In 1969, when Roy (Islands of Storm, not reviewed) was a longhaired young man touring Ireland on a motorcycle, he bought Moyode Castle for £800. Thirty years and two books on Ireland later, he offers a tale that interweaves his experience renovating the 16th-century tower with a history of the region where it stands. The result is a delightful portrait of a land split between past and present. In Athenry, history is everywhere—from the earthen mounds that are the last traces of Norman strongholds to Stone Age axes found in plowed fields. But the people Roy befriends as he works on his tower scarcely seem to care about the heritage around them: their life is simple and rooted in the present day, so much so that the author often grows frustrated with them. It takes months to finalize his purchase of Moyode, for example, and he finds it hard to hire fast-moving workmen. Roy’s account of the numerous warlords who ruled Athenry proves to be more gripping, since the Irish seemed to have been particularly well-suited to fighting among themselves at the expense of their country. First the Normans (who built Moyode) and then the English exploited the Gaels’ infighting. Eventually, lands such as those around the castle were expropriated by the British Crown and given to Protestants. As in most histories, the personalities of the players shine. Much attention is given to the Earl of Connaught, a typically merciless leader who instructed his son Richard to kill his aunt (Connaught’s sister) by throwing her out a window. Roy fast-forwards through modern Ireland, devoting little attention to the founding of the Republic, and his last chapter discounts the “Emerald Tiger” depiction of his adopted home: He’s sure that the current era, like all the others, will change for the worse.

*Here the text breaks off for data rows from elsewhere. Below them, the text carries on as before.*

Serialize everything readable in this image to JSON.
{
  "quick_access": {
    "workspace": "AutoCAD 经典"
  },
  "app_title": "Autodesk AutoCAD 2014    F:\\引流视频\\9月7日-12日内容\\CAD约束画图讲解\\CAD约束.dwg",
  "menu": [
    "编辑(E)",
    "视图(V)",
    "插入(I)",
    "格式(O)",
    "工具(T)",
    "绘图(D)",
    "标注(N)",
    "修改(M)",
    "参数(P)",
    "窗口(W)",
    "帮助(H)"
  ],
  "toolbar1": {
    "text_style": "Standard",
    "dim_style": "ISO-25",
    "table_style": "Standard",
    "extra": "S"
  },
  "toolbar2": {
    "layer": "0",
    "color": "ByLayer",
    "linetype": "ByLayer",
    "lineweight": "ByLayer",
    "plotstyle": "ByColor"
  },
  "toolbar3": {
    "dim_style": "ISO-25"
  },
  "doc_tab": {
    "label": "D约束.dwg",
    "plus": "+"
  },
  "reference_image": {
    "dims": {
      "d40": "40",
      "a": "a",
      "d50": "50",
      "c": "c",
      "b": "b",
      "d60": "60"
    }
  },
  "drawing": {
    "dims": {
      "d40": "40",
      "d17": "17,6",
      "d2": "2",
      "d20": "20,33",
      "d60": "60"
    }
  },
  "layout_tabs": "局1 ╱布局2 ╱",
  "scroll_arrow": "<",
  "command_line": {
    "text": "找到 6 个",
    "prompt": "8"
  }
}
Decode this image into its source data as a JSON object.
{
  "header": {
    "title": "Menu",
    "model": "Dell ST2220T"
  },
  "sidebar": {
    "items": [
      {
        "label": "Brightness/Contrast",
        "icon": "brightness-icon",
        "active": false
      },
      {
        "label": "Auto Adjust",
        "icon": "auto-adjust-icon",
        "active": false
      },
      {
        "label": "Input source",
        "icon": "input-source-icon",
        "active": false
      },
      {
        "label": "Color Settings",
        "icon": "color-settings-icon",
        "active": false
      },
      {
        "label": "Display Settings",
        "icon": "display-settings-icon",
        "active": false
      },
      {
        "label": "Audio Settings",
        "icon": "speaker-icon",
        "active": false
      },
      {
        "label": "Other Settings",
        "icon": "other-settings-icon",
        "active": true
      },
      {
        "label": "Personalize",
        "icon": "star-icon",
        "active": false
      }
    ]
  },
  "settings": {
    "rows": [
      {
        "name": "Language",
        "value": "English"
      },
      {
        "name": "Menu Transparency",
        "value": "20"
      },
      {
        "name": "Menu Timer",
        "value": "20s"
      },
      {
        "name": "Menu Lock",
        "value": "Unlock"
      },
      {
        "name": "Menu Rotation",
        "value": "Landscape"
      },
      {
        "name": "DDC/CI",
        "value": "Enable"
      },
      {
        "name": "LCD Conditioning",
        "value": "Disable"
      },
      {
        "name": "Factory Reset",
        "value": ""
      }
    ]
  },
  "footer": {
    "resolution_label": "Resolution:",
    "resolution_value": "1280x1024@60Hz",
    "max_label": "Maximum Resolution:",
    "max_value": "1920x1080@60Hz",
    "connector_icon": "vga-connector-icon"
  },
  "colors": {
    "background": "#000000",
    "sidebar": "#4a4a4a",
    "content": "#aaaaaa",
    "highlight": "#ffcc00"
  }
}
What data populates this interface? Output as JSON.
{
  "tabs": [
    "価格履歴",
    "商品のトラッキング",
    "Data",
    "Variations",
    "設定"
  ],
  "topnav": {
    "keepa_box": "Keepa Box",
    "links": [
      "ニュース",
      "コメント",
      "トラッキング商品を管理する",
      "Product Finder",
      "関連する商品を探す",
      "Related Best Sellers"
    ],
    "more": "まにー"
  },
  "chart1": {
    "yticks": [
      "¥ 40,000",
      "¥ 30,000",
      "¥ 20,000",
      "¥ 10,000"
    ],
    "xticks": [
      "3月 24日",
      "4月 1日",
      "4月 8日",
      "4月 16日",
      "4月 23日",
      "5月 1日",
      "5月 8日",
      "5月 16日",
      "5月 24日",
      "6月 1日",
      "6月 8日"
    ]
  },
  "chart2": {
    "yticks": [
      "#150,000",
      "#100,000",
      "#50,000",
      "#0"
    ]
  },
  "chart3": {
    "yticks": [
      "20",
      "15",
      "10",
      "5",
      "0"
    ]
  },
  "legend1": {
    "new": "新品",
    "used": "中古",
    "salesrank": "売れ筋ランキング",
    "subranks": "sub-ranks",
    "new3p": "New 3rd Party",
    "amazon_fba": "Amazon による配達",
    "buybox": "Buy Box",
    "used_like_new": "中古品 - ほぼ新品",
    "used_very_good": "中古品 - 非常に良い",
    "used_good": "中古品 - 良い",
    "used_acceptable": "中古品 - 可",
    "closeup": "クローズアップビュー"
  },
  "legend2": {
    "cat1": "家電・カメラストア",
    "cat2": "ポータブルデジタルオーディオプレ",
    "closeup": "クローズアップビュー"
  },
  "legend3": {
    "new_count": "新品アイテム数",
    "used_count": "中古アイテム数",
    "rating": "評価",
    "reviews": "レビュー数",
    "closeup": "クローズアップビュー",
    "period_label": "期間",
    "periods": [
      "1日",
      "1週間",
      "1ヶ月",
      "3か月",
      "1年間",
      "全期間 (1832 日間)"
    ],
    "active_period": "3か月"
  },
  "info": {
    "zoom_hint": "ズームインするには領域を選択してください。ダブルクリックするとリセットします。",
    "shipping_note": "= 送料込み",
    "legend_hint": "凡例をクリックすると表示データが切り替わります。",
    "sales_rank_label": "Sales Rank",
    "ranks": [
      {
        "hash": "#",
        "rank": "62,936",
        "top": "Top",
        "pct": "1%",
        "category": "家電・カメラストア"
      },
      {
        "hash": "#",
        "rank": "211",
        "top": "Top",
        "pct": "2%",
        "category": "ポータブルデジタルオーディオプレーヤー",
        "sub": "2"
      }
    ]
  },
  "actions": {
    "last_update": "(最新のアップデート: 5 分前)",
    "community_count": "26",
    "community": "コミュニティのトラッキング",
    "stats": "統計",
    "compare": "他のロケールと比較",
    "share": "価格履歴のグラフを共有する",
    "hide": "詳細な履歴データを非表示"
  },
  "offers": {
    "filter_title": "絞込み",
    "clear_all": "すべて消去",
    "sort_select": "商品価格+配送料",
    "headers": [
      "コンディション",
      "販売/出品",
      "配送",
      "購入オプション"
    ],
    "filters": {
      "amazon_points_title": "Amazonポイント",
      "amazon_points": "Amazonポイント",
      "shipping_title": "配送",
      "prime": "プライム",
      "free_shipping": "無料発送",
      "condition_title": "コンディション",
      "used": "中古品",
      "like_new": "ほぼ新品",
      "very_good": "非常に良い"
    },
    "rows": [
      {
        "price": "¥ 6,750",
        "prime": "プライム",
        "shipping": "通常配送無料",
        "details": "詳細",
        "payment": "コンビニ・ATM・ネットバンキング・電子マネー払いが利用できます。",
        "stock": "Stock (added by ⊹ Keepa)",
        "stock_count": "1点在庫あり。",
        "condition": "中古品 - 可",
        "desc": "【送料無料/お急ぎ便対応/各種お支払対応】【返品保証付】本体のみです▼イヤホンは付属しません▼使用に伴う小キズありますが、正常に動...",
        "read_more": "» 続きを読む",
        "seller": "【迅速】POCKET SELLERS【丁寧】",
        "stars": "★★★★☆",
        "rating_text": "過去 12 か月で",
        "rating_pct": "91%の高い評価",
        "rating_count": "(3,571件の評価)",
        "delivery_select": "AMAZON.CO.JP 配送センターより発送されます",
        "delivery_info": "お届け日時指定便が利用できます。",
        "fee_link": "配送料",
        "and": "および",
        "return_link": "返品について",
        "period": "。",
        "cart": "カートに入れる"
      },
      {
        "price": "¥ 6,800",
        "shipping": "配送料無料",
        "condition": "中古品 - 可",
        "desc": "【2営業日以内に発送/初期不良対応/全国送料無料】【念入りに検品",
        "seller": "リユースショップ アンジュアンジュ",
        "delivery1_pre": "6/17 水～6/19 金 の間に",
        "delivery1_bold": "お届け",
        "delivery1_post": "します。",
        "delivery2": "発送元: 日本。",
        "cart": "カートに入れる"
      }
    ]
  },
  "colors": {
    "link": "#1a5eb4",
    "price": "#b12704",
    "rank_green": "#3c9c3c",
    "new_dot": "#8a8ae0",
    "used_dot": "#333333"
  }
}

A serious history that will appeal to lovers of all things Irish.